Input records:
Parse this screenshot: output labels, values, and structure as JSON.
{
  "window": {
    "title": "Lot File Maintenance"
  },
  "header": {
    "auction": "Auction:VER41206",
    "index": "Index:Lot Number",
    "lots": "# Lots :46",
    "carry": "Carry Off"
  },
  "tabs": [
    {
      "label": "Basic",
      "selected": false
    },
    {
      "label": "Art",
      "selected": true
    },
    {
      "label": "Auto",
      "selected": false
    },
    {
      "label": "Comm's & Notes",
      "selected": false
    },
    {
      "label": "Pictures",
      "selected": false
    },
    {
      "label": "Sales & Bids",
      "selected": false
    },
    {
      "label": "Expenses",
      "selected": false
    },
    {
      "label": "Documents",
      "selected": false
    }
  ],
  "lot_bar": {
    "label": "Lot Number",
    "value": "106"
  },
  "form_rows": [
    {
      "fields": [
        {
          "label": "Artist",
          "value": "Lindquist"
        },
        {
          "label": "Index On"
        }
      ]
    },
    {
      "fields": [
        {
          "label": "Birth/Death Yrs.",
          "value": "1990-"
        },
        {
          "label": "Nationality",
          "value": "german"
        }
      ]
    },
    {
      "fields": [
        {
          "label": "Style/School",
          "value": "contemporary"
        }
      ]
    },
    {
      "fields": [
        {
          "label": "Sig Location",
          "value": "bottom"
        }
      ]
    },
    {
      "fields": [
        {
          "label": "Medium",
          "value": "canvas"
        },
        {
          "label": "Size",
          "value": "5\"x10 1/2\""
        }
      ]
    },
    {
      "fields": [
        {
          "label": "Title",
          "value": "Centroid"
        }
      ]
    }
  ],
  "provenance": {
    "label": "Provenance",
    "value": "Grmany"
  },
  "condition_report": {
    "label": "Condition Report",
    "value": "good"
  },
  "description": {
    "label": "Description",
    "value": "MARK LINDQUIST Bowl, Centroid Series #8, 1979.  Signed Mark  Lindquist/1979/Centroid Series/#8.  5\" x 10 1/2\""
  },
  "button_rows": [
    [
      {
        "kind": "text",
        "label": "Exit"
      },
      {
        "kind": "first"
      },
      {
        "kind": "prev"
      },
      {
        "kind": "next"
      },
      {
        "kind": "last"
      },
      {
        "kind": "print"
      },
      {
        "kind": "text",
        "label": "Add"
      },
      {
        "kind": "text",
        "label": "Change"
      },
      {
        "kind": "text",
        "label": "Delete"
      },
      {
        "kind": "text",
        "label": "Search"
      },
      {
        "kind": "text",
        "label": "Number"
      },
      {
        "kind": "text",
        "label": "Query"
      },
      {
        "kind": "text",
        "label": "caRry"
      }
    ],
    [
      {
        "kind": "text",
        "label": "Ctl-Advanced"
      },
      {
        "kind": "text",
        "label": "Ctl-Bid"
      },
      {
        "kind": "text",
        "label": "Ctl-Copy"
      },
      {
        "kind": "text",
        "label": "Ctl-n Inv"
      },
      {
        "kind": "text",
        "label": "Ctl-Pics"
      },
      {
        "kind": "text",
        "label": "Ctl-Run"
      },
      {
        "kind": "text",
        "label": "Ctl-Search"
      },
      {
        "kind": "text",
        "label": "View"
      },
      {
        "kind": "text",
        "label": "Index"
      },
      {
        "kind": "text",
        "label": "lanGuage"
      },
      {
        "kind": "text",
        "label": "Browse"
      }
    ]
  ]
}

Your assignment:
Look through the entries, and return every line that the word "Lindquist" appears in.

Exercise output:
          "value": "Lindquist"
    "value": "MARK LINDQUIST Bowl, Centroid Series #8, 1979.  Signed Mark  Lindquist/1979/Centroid Series/#8.  5\" x 10 1/2\""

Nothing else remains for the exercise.